### To do
Reproduce the listing below without any change.

### Data provided
*-*-*

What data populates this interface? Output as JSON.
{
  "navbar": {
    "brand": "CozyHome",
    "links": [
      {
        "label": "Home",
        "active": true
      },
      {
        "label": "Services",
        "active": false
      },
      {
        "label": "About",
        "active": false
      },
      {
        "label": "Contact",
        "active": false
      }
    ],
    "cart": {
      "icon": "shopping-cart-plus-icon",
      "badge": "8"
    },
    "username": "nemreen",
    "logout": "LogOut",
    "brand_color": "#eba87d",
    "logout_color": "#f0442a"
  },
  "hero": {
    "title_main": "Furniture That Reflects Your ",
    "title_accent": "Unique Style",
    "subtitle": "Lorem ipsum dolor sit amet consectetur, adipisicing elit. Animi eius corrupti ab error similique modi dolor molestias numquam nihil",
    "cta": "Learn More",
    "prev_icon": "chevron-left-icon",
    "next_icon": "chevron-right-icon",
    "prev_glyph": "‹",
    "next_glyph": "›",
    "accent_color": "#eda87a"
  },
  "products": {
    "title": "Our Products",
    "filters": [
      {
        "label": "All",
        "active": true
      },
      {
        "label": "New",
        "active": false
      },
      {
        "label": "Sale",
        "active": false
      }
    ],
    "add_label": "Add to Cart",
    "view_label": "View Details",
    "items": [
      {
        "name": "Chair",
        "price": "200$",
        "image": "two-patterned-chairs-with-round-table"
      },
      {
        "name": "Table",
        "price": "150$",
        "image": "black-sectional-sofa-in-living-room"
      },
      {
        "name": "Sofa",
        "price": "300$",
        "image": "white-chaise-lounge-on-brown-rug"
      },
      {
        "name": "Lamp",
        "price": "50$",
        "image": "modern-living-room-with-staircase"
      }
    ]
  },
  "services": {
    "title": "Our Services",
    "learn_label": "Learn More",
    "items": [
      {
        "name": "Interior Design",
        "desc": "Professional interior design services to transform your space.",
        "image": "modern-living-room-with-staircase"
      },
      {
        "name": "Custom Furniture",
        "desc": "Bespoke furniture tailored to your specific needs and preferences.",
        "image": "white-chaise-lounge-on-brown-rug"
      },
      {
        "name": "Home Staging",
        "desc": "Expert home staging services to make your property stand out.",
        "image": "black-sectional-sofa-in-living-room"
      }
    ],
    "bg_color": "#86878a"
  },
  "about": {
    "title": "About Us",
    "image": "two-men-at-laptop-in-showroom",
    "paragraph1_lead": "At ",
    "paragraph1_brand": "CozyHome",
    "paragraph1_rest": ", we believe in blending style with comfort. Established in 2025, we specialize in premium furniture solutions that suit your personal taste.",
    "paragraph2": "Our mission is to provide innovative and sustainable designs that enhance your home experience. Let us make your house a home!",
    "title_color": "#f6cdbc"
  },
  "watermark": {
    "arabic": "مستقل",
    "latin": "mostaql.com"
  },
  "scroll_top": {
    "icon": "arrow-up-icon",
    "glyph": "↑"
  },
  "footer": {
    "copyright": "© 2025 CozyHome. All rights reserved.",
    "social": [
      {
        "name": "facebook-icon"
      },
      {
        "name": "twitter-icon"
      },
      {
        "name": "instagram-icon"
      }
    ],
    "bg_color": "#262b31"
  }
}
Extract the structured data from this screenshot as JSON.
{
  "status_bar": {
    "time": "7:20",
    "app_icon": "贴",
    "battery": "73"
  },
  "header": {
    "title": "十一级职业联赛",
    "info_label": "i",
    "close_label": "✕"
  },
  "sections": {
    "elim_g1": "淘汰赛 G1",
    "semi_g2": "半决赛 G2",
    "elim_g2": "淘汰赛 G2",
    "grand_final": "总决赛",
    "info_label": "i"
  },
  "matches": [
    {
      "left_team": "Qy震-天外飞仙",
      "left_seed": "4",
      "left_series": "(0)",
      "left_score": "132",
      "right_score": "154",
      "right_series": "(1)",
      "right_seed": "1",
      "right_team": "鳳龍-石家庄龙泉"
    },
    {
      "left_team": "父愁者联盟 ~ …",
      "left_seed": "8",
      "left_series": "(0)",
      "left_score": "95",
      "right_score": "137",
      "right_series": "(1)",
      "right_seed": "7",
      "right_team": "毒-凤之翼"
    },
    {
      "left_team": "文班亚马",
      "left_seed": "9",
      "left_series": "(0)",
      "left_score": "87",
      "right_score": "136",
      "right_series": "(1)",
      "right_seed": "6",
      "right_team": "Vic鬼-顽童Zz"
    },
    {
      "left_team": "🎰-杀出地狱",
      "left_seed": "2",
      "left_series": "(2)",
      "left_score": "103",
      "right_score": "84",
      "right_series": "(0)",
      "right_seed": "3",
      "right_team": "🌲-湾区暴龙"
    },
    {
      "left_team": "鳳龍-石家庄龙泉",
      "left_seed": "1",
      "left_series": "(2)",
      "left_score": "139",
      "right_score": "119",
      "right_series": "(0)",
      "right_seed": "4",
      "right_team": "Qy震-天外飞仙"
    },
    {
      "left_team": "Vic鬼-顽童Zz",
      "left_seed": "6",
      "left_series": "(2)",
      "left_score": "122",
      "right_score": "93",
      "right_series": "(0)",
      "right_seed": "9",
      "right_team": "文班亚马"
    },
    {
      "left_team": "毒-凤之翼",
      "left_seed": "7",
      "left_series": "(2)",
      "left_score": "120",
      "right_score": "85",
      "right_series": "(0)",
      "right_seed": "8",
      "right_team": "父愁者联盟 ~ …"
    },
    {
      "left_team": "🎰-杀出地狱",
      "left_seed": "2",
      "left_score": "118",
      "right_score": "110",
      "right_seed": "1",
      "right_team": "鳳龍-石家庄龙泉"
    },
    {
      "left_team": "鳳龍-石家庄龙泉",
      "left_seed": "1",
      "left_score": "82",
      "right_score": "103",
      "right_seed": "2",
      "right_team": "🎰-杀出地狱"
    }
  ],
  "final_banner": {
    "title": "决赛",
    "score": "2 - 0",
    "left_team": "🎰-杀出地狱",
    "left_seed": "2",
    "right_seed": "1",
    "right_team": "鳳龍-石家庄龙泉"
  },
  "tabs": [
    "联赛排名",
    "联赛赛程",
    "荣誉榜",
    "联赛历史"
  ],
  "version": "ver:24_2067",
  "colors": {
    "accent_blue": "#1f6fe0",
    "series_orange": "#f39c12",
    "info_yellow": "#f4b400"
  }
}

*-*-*

### Solution for this task
What data populates this interface? Output as JSON.
{
  "navbar": {
    "brand": "CozyHome",
    "links": [
      {
        "label": "Home",
        "active": true
      },
      {
        "label": "Services",
        "active": false
      },
      {
        "label": "About",
        "active": false
      },
      {
        "label": "Contact",
        "active": false
      }
    ],
    "cart": {
      "icon": "shopping-cart-plus-icon",
      "badge": "8"
    },
    "username": "nemreen",
    "logout": "LogOut",
    "brand_color": "#eba87d",
    "logout_color": "#f0442a"
  },
  "hero": {
    "title_main": "Furniture That Reflects Your ",
    "title_accent": "Unique Style",
    "subtitle": "Lorem ipsum dolor sit amet consectetur, adipisicing elit. Animi eius corrupti ab error similique modi dolor molestias numquam nihil",
    "cta": "Learn More",
    "prev_icon": "chevron-left-icon",
    "next_icon": "chevron-right-icon",
    "prev_glyph": "‹",
    "next_glyph": "›",
    "accent_color": "#eda87a"
  },
  "products": {
    "title": "Our Products",
    "filters": [
      {
        "label": "All",
        "active": true
      },
      {
        "label": "New",
        "active": false
      },
      {
        "label": "Sale",
        "active": false
      }
    ],
    "add_label": "Add to Cart",
    "view_label": "View Details",
    "items": [
      {
        "name": "Chair",
        "price": "200$",
        "image": "two-patterned-chairs-with-round-table"
      },
      {
        "name": "Table",
        "price": "150$",
        "image": "black-sectional-sofa-in-living-room"
      },
      {
        "name": "Sofa",
        "price": "300$",
        "image": "white-chaise-lounge-on-brown-rug"
      },
      {
        "name": "Lamp",
        "price": "50$",
        "image": "modern-living-room-with-staircase"
      }
    ]
  },
  "services": {
    "title": "Our Services",
    "learn_label": "Learn More",
    "items": [
      {
        "name": "Interior Design",
        "desc": "Professional interior design services to transform your space.",
        "image": "modern-living-room-with-staircase"
      },
      {
        "name": "Custom Furniture",
        "desc": "Bespoke furniture tailored to your specific needs and preferences.",
        "image": "white-chaise-lounge-on-brown-rug"
      },
      {
        "name": "Home Staging",
        "desc": "Expert home staging services to make your property stand out.",
        "image": "black-sectional-sofa-in-living-room"
      }
    ],
    "bg_color": "#86878a"
  },
  "about": {
    "title": "About Us",
    "image": "two-men-at-laptop-in-showroom",
    "paragraph1_lead": "At ",
    "paragraph1_brand": "CozyHome",
    "paragraph1_rest": ", we believe in blending style with comfort. Established in 2025, we specialize in premium furniture solutions that suit your personal taste.",
    "paragraph2": "Our mission is to provide innovative and sustainable designs that enhance your home experience. Let us make your house a home!",
    "title_color": "#f6cdbc"
  },
  "watermark": {
    "arabic": "مستقل",
    "latin": "mostaql.com"
  },
  "scroll_top": {
    "icon": "arrow-up-icon",
    "glyph": "↑"
  },
  "footer": {
    "copyright": "© 2025 CozyHome. All rights reserved.",
    "social": [
      {
        "name": "facebook-icon"
      },
      {
        "name": "twitter-icon"
      },
      {
        "name": "instagram-icon"
      }
    ],
    "bg_color": "#262b31"
  }
}
Extract the structured data from this screenshot as JSON.
{
  "status_bar": {
    "time": "7:20",
    "app_icon": "贴",
    "battery": "73"
  },
  "header": {
    "title": "十一级职业联赛",
    "info_label": "i",
    "close_label": "✕"
  },
  "sections": {
    "elim_g1": "淘汰赛 G1",
    "semi_g2": "半决赛 G2",
    "elim_g2": "淘汰赛 G2",
    "grand_final": "总决赛",
    "info_label": "i"
  },
  "matches": [
    {
      "left_team": "Qy震-天外飞仙",
      "left_seed": "4",
      "left_series": "(0)",
      "left_score": "132",
      "right_score": "154",
      "right_series": "(1)",
      "right_seed": "1",
      "right_team": "鳳龍-石家庄龙泉"
    },
    {
      "left_team": "父愁者联盟 ~ …",
      "left_seed": "8",
      "left_series": "(0)",
      "left_score": "95",
      "right_score": "137",
      "right_series": "(1)",
      "right_seed": "7",
      "right_team": "毒-凤之翼"
    },
    {
      "left_team": "文班亚马",
      "left_seed": "9",
      "left_series": "(0)",
      "left_score": "87",
      "right_score": "136",
      "right_series": "(1)",
      "right_seed": "6",
      "right_team": "Vic鬼-顽童Zz"
    },
    {
      "left_team": "🎰-杀出地狱",
      "left_seed": "2",
      "left_series": "(2)",
      "left_score": "103",
      "right_score": "84",
      "right_series": "(0)",
      "right_seed": "3",
      "right_team": "🌲-湾区暴龙"
    },
    {
      "left_team": "鳳龍-石家庄龙泉",
      "left_seed": "1",
      "left_series": "(2)",
      "left_score": "139",
      "right_score": "119",
      "right_series": "(0)",
      "right_seed": "4",
      "right_team": "Qy震-天外飞仙"
    },
    {
      "left_team": "Vic鬼-顽童Zz",
      "left_seed": "6",
      "left_series": "(2)",
      "left_score": "122",
      "right_score": "93",
      "right_series": "(0)",
      "right_seed": "9",
      "right_team": "文班亚马"
    },
    {
      "left_team": "毒-凤之翼",
      "left_seed": "7",
      "left_series": "(2)",
      "left_score": "120",
      "right_score": "85",
      "right_series": "(0)",
      "right_seed": "8",
      "right_team": "父愁者联盟 ~ …"
    },
    {
      "left_team": "🎰-杀出地狱",
      "left_seed": "2",
      "left_score": "118",
      "right_score": "110",
      "right_seed": "1",
      "right_team": "鳳龍-石家庄龙泉"
    },
    {
      "left_team": "鳳龍-石家庄龙泉",
      "left_seed": "1",
      "left_score": "82",
      "right_score": "103",
      "right_seed": "2",
      "right_team": "🎰-杀出地狱"
    }
  ],
  "final_banner": {
    "title": "决赛",
    "score": "2 - 0",
    "left_team": "🎰-杀出地狱",
    "left_seed": "2",
    "right_seed": "1",
    "right_team": "鳳龍-石家庄龙泉"
  },
  "tabs": [
    "联赛排名",
    "联赛赛程",
    "荣誉榜",
    "联赛历史"
  ],
  "version": "ver:24_2067",
  "colors": {
    "accent_blue": "#1f6fe0",
    "series_orange": "#f39c12",
    "info_yellow": "#f4b400"
  }
}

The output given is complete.